> What to do:
Check each line of the records for "this"; collect those that have it.
====== Supplied records ======
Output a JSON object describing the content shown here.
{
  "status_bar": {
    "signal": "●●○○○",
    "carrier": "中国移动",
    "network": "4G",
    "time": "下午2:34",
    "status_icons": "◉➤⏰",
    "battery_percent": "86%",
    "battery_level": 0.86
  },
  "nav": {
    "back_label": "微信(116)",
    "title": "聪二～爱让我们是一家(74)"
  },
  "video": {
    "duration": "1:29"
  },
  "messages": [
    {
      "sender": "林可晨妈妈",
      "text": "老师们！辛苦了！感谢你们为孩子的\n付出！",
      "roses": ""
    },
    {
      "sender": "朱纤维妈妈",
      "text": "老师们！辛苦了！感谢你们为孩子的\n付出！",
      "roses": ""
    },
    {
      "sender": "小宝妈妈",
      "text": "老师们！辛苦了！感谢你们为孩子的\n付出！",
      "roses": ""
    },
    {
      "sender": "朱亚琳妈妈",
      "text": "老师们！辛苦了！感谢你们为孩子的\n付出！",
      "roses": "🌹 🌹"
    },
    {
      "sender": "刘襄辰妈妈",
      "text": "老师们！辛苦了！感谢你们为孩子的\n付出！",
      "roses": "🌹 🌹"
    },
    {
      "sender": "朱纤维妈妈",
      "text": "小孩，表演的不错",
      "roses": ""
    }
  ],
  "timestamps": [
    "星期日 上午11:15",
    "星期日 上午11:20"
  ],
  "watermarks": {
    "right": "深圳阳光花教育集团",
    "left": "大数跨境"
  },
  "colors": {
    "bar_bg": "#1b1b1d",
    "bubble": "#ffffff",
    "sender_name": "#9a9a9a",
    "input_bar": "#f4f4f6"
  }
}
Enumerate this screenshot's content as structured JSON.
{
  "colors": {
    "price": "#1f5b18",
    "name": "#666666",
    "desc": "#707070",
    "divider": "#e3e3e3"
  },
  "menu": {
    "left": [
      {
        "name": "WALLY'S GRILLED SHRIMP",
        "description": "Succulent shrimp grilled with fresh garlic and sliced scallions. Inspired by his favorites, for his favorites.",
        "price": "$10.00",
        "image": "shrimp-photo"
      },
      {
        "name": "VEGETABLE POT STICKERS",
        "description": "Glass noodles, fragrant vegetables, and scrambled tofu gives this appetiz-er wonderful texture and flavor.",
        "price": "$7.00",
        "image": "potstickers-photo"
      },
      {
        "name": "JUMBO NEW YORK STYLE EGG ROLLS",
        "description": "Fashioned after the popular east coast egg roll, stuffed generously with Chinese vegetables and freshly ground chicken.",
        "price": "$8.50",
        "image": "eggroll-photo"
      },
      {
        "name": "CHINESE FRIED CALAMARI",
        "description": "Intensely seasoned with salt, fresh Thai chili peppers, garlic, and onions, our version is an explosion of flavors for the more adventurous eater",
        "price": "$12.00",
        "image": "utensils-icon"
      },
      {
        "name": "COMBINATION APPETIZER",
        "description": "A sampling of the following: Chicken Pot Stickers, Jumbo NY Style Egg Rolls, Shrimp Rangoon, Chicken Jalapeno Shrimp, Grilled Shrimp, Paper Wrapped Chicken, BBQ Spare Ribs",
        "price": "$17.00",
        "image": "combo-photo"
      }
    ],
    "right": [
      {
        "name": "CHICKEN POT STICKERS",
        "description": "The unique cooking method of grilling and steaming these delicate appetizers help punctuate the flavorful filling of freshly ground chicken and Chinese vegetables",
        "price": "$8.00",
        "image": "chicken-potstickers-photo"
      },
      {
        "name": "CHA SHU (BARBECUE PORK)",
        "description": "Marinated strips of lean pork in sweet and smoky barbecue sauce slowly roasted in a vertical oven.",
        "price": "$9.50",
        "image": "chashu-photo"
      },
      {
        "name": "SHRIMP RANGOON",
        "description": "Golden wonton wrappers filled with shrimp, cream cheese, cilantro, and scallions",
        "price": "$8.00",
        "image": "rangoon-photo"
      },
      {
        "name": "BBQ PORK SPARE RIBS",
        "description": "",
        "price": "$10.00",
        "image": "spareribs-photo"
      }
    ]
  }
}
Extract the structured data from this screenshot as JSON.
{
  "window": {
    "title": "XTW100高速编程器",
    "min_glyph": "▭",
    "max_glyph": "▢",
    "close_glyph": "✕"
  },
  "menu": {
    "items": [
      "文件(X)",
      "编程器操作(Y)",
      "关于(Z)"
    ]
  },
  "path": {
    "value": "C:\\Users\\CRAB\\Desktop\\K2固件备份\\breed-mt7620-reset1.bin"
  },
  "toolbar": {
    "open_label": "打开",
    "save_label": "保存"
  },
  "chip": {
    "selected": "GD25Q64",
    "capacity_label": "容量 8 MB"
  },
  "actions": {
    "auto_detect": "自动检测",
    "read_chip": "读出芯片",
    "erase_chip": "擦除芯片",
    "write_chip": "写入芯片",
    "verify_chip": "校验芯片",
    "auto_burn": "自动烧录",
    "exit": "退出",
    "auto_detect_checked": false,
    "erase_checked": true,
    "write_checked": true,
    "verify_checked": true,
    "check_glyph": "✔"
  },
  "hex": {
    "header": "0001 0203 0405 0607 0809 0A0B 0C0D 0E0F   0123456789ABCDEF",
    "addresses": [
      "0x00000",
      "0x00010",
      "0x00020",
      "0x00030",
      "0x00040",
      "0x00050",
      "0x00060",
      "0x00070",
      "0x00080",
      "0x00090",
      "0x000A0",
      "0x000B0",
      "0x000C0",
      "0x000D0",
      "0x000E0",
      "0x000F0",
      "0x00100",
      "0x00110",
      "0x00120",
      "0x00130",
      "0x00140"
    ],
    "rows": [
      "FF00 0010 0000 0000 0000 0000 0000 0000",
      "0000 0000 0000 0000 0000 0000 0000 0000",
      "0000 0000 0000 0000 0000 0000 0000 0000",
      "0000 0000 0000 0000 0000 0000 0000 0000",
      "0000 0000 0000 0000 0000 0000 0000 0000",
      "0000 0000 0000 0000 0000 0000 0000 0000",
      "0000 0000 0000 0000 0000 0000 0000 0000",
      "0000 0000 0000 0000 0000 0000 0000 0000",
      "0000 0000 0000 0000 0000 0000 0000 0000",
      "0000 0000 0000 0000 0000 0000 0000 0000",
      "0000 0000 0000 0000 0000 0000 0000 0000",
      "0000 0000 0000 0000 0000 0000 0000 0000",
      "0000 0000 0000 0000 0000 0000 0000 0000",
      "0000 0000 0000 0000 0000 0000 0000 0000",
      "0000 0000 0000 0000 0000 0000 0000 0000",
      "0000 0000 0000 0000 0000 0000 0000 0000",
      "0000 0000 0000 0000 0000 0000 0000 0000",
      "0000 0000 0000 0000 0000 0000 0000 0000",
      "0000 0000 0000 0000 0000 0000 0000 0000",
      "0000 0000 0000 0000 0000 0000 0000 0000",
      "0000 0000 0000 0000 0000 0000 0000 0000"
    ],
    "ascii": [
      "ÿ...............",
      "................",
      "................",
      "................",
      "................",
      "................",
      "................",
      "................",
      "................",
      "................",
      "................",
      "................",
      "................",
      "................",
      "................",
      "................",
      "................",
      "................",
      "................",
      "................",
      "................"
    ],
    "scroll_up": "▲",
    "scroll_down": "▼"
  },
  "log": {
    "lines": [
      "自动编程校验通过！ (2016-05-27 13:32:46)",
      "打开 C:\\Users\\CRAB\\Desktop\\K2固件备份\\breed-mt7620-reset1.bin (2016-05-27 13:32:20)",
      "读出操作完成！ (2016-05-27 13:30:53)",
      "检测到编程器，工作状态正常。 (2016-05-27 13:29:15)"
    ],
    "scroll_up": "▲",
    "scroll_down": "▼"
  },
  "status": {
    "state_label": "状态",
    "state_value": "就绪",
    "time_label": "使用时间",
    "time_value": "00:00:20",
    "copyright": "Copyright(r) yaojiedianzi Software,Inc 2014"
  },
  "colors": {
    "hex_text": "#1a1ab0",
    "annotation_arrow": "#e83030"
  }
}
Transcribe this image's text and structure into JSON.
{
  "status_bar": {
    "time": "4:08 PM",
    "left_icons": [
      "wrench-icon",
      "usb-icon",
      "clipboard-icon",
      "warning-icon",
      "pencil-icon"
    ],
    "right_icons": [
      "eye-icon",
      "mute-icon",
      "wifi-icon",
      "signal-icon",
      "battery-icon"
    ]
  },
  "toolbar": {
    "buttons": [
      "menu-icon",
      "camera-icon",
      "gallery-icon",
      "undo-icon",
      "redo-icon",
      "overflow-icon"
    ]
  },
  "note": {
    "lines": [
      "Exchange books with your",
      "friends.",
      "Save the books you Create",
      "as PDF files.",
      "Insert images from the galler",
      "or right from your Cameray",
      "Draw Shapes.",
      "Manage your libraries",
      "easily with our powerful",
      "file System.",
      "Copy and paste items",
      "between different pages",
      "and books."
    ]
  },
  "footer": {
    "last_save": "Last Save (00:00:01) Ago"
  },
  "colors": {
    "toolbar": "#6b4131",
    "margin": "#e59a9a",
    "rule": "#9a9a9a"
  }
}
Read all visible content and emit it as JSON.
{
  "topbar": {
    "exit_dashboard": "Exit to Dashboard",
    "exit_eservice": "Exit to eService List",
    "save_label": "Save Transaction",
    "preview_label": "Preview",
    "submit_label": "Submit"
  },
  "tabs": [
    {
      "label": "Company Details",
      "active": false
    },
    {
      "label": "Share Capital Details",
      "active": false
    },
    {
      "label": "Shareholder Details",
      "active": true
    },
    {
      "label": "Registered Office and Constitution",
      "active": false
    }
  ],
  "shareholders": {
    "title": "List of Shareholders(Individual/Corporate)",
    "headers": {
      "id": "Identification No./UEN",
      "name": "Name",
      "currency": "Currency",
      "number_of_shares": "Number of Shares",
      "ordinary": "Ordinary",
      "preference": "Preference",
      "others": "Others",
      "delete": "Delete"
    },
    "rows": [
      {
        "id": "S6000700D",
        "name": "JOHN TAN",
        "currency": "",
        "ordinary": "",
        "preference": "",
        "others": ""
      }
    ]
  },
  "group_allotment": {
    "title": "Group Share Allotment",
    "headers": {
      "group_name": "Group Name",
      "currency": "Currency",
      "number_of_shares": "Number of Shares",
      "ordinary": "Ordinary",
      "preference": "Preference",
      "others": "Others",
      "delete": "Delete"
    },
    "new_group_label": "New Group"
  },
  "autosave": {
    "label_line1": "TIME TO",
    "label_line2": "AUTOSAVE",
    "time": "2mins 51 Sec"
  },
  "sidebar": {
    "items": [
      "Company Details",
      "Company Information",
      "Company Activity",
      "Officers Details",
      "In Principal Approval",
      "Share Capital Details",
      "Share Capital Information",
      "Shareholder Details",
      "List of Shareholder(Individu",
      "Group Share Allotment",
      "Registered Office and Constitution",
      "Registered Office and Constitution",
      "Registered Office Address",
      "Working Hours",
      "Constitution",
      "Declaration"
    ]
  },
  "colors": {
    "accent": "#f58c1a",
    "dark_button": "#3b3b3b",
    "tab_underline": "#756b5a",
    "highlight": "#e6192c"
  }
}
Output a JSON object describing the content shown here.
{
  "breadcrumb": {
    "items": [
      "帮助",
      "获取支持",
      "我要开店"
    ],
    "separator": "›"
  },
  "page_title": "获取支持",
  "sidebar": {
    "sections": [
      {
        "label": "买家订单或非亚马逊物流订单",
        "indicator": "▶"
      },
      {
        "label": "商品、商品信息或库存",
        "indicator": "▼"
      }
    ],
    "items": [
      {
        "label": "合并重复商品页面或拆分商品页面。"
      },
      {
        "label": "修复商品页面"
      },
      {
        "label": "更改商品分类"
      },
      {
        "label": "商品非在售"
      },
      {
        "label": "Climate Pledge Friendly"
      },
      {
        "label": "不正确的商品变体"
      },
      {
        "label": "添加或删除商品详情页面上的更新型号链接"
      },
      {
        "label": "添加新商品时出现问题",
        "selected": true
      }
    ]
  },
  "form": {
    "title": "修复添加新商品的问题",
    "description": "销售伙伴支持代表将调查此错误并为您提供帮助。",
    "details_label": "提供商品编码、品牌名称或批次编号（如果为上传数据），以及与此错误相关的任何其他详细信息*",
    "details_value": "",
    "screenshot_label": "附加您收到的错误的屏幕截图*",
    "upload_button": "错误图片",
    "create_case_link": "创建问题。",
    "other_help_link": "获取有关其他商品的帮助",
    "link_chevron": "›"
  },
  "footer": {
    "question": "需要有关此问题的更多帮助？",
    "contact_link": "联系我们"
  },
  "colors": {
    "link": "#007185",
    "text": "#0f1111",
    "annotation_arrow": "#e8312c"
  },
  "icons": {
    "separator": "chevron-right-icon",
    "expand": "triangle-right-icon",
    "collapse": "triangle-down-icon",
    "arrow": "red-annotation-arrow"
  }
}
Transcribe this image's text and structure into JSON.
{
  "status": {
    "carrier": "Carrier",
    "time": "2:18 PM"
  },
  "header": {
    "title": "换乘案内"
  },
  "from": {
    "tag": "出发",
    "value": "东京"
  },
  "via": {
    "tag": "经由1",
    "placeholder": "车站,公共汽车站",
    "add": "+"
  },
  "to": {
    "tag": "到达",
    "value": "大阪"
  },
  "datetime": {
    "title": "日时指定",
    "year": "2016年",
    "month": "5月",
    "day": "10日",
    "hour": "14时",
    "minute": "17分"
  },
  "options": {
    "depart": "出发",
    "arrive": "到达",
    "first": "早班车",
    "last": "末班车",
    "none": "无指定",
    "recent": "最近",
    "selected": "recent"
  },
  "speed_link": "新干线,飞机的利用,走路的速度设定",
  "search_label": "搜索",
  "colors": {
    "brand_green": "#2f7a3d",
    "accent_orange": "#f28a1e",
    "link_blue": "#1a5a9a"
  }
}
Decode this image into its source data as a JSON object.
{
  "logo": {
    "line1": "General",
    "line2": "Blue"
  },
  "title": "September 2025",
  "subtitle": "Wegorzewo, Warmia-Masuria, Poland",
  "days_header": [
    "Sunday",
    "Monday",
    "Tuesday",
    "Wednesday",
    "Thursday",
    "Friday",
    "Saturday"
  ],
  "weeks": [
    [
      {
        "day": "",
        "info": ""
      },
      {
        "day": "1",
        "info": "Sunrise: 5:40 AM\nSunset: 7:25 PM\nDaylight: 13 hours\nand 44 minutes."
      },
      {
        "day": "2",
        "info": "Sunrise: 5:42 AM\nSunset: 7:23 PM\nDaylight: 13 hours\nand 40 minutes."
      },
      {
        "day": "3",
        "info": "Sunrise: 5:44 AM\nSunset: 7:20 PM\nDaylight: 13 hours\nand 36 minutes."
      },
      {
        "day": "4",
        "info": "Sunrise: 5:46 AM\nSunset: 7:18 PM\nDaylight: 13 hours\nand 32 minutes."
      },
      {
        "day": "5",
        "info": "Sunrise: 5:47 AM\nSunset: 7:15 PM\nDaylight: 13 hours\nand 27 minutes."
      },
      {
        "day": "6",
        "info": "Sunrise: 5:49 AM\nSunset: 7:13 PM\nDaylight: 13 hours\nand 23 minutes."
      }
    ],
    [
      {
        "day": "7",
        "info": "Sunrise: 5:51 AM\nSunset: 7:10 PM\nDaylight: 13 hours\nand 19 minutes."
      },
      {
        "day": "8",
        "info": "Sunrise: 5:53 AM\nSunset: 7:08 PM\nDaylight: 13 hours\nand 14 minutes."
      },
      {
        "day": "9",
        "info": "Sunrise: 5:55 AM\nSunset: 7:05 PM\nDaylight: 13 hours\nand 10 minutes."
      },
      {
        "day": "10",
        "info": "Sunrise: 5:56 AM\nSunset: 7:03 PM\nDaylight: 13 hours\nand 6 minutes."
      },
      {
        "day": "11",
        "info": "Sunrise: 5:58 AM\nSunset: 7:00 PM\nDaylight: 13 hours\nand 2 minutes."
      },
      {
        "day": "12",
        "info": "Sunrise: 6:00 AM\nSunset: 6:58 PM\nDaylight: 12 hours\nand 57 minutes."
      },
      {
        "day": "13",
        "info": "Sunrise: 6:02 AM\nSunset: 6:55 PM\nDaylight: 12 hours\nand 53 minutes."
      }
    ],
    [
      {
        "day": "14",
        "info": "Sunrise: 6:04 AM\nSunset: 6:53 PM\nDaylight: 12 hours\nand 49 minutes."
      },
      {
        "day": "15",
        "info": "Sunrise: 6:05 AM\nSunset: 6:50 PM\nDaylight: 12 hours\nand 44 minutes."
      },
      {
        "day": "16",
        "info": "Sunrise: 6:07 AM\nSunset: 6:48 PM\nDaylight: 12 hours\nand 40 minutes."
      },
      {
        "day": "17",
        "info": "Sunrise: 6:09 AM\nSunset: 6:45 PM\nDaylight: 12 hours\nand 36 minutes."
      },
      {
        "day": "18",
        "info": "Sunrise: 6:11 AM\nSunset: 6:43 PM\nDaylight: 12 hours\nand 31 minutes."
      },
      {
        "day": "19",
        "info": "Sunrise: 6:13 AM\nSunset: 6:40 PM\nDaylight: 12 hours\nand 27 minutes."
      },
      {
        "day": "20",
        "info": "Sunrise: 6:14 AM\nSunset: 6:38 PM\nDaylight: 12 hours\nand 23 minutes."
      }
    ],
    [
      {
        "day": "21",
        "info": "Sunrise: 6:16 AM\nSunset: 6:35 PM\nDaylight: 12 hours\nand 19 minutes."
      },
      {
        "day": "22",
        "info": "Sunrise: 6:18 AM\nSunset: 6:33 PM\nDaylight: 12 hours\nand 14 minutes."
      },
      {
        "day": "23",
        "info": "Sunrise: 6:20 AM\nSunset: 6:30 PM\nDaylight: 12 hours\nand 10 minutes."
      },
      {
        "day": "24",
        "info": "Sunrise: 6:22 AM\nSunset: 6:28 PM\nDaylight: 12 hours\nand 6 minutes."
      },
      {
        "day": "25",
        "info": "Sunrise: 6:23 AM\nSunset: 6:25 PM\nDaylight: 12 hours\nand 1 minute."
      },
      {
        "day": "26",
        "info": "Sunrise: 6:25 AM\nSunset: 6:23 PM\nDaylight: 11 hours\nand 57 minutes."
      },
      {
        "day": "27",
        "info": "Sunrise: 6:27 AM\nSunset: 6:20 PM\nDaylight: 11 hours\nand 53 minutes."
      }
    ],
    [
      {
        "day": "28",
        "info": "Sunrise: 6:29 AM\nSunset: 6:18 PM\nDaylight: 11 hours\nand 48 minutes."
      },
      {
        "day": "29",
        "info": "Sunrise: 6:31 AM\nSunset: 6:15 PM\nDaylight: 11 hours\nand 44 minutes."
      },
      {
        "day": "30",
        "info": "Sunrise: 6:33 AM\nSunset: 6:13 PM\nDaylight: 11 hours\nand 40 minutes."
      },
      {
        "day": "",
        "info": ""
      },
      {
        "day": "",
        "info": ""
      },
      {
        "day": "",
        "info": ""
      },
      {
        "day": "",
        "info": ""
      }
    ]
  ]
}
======
> Answer space:
Enumerate this screenshot's content as structured JSON.
        "description": "Glass noodles, fragrant vegetables, and scrambled tofu gives this appetiz-er wonderful texture and flavor.",
Extract the structured data from this screenshot as JSON.
Transcribe this image's text and structure into JSON.
Transcribe this image's text and structure into JSON.
Decode this image into its source data as a JSON object.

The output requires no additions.